She gave us a list of doctors to see and suggested the Interventional Radiologist. And more magical than that, she made sure that we got to see 5 doctors in 2 days during the VERY short window Meghan was home for Christmas. All of them were worth it. One of them was the Interventional Radiologist who we desperately needed.
Meghan’s options were not encouraging. The direct stick embolization in 2019 was nothing short of a disaster. This tumor was deep. Excising it was advised against by the orthopedist as he could offer no promises after cutting through that much muscle that the leg would ever be the same. But, instead of pushing Meghan into a box, this doctor listened, and he thought. And he treated her like a human. When we went into his office, her images were already up, on a huge screen. He looked at me and told me that Meghan’s tumor must hurt. And while I understood on whatever level a bystander could, the extreme pain she was in, I so desperately appreciated the doctor who was advocating for my girl. SHE must have felt a relief even I could not fully understand.
Here in front of her was a real doctor, expressing how oddly placed her tumor was. Explaining how and why the pain was often just unreal. And, offering to try something new. Something outside the box. Because he wanted to help. He connected already with the orthopedist we love. He mentioned consulting with other hospitals and was willing to talk to anyone, to literally move mountains to try to help. He suggested cryoablation-freezing the tumor out. And we were intrigued because it made sense. And, it just might work.
We talked about the week of May 16th as a target date. It was the week after final exams and made the most sense. They made it happen. This doctor consulted, studied, game planned, changed plans, kept Meghan and I informed, and answered any question she had, and then some. Gave her his email. Called her at college. He treated her like a real, actual important human being. A whole person.
And so Wednesday morning, May 18th, we walked into the hospital at 6:45 AM. By 8:45 she went one way and Ella and I another. The doctor called me mid-morning to update me on the transition. He knew I’d be worried. Then, almost 4 hours later Ella and I met him in the hallway as he showed me pictures of the tumor, then the area where the tumor had been prominent. Then the site before and after the cryoablation. He said from his seat it went as close to plan as it could have.
I wanted to hug him. I doubt he had any idea how much his efforts mean. I doubt he truly knows that being treated like a human was so strange, and so utterly amazing.
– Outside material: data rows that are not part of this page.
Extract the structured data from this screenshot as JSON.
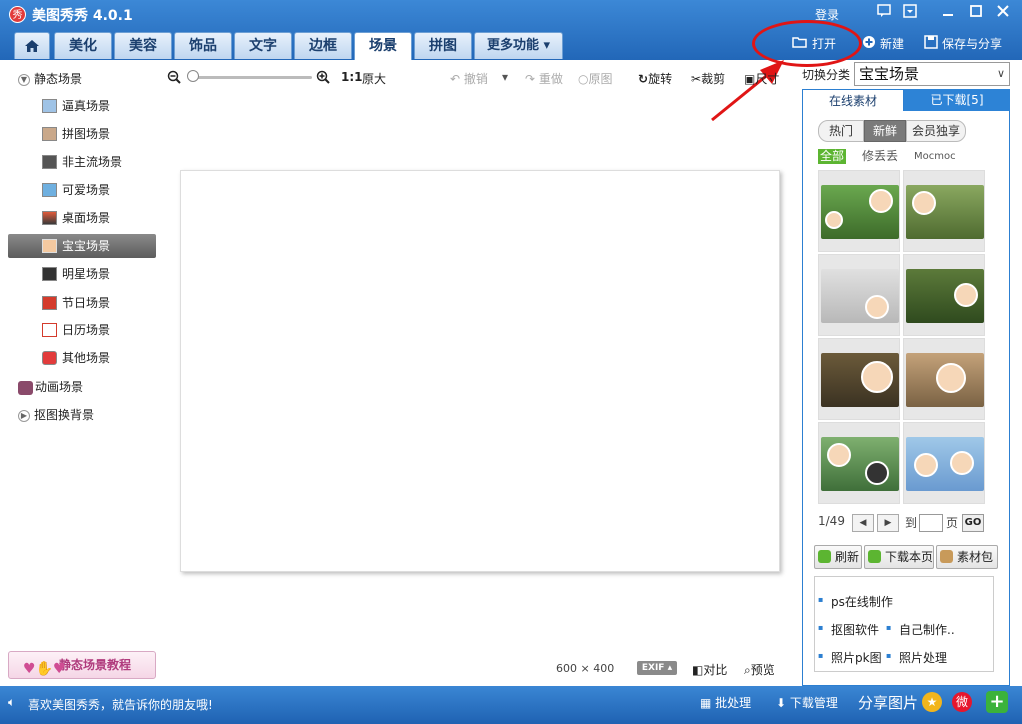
{
  "titlebar": {
    "logo_text": "秀",
    "title": "美图秀秀 4.0.1",
    "login": "登录",
    "window_buttons": [
      "feedback-icon",
      "menu-icon",
      "minimize-icon",
      "maximize-icon",
      "close-icon"
    ]
  },
  "tabs": [
    {
      "label": "美化"
    },
    {
      "label": "美容"
    },
    {
      "label": "饰品"
    },
    {
      "label": "文字"
    },
    {
      "label": "边框"
    },
    {
      "label": "场景",
      "active": true
    },
    {
      "label": "拼图"
    },
    {
      "label": "更多功能 ▾"
    }
  ],
  "top_toolbar": {
    "open": "打开",
    "new": "新建",
    "save_share": "保存与分享"
  },
  "sidebar": {
    "static_group": "静态场景",
    "items": [
      {
        "label": "逼真场景"
      },
      {
        "label": "拼图场景"
      },
      {
        "label": "非主流场景"
      },
      {
        "label": "可爱场景"
      },
      {
        "label": "桌面场景"
      },
      {
        "label": "宝宝场景",
        "selected": true
      },
      {
        "label": "明星场景"
      },
      {
        "label": "节日场景"
      },
      {
        "label": "日历场景"
      },
      {
        "label": "其他场景"
      }
    ],
    "animated_group": "动画场景",
    "cutout_group": "抠图换背景",
    "tutorial_button": "静态场景教程"
  },
  "canvas_toolbar": {
    "ratio": "1:1",
    "original_size": "原大",
    "undo": "撤销",
    "redo": "重做",
    "original": "原图",
    "rotate": "旋转",
    "crop": "裁剪",
    "resize": "尺寸"
  },
  "canvas": {
    "width_text": "600",
    "times": "×",
    "height_text": "400",
    "exif": "EXIF",
    "compare": "对比",
    "preview": "预览"
  },
  "right_panel": {
    "switch_label": "切换分类",
    "category": "宝宝场景",
    "tab_online": "在线素材",
    "tab_downloaded": "已下载[5]",
    "subtabs": [
      "热门",
      "新鲜",
      "会员独享"
    ],
    "filters": [
      "全部",
      "修丢丢",
      "Mocmoc"
    ],
    "pager": {
      "current": "1/49",
      "go_to": "到",
      "page": "页",
      "go": "GO"
    },
    "buttons": {
      "refresh": "刷新",
      "download_page": "下载本页",
      "pack": "素材包"
    },
    "links": [
      "ps在线制作",
      "抠图软件",
      "自己制作..",
      "照片pk图",
      "照片处理"
    ]
  },
  "statusbar": {
    "message": "喜欢美图秀秀，就告诉你的朋友哦!",
    "batch": "批处理",
    "download_manager": "下载管理",
    "share_image": "分享图片"
  },
  "colors": {
    "titlebar_blue": "#2a72c4",
    "highlight_red": "#e01515",
    "selected_gray": "#6e6e6e",
    "filter_green": "#5cb531"
  }
}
Maybe this PTEN awareness month we will reach another doctor who wants to learn. Maybe we will reach a doctor who wants to think outside the box, and will understand that it is sometimes critical that they do so. Maybe we will reach a person who schedules appointments who will understand the desperation in our voices when we need to schedule that next one after work. Maybe we will reach someone who needs to hear this message and will use the knowledge to impact a patient in a great or small way. Maybe they will leave us a message here and let us know.
Or maybe the very special Interventional Radiologist, and the hematologist who took the time and the risk without a face-to-face, and the orthopedist who never ever gives up will see this and know they have made an epic difference. Maybe that is enough. Because we will never be able to repay them, and no kind word is ever wasted.
We are still in the early stages of recovery. We have no idea what the long-term response will be. But, we have opened a tiny window and allowed HOPE to creep back into our worlds, and that, well, that is everything.
Gratitude, Grace, and Grit. #beatingcowdens takes all three and then some.
To be continued…